• TASK PROMPT:
Pull every line with "value" from the material.

• SOURCE MATERIAL:
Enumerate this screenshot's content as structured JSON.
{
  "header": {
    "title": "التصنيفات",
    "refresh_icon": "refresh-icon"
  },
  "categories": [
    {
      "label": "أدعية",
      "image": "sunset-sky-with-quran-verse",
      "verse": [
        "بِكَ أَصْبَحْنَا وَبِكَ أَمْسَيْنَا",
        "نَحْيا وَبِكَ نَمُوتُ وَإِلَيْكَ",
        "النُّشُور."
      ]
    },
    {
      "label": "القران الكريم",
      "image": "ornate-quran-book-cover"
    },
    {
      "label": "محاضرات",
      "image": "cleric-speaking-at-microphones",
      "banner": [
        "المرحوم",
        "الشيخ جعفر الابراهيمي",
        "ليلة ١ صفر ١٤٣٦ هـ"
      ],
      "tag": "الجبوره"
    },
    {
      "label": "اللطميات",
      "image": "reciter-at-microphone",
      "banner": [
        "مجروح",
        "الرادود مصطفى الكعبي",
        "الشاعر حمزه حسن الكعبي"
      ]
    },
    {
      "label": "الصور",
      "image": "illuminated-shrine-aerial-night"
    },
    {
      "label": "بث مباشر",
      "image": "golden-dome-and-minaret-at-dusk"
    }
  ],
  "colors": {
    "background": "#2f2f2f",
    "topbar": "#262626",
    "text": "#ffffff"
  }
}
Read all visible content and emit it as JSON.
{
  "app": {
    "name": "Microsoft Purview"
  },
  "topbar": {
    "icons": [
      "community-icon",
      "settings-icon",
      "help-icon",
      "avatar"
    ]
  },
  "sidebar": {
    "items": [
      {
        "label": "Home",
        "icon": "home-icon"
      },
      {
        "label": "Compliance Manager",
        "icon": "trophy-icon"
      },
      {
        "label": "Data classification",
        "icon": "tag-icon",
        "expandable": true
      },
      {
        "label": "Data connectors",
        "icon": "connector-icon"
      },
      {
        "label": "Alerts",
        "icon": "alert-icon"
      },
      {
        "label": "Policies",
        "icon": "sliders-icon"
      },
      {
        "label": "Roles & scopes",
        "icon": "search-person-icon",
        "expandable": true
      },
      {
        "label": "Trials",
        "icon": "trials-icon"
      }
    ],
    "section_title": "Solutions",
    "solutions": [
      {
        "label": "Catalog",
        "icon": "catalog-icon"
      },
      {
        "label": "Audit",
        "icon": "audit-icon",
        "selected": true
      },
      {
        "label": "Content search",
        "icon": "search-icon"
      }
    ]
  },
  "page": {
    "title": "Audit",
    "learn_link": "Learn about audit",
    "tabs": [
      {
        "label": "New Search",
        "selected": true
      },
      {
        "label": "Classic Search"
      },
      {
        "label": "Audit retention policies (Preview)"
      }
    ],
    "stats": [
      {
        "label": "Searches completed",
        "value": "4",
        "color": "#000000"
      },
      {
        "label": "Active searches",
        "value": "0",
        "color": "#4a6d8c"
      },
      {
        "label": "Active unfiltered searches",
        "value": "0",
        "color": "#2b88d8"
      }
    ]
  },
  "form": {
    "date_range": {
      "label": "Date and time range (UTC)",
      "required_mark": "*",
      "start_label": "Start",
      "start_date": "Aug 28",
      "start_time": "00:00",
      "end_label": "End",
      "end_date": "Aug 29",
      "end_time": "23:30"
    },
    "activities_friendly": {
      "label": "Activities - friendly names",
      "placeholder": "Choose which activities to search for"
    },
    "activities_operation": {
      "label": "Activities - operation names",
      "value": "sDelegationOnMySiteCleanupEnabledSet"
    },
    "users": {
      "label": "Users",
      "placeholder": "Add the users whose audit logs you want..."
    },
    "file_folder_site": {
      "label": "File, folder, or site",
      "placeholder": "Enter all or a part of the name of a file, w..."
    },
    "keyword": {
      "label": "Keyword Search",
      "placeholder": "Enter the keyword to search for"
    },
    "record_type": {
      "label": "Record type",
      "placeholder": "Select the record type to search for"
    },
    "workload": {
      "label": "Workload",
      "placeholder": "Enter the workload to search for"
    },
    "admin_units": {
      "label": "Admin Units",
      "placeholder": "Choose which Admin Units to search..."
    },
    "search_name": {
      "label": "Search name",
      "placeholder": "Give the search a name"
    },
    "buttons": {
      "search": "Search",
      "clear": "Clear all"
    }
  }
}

• REPLY:
        "value": "4",
        "value": "0",
        "value": "0",
      "value": "sDelegationOnMySiteCleanupEnabledSet"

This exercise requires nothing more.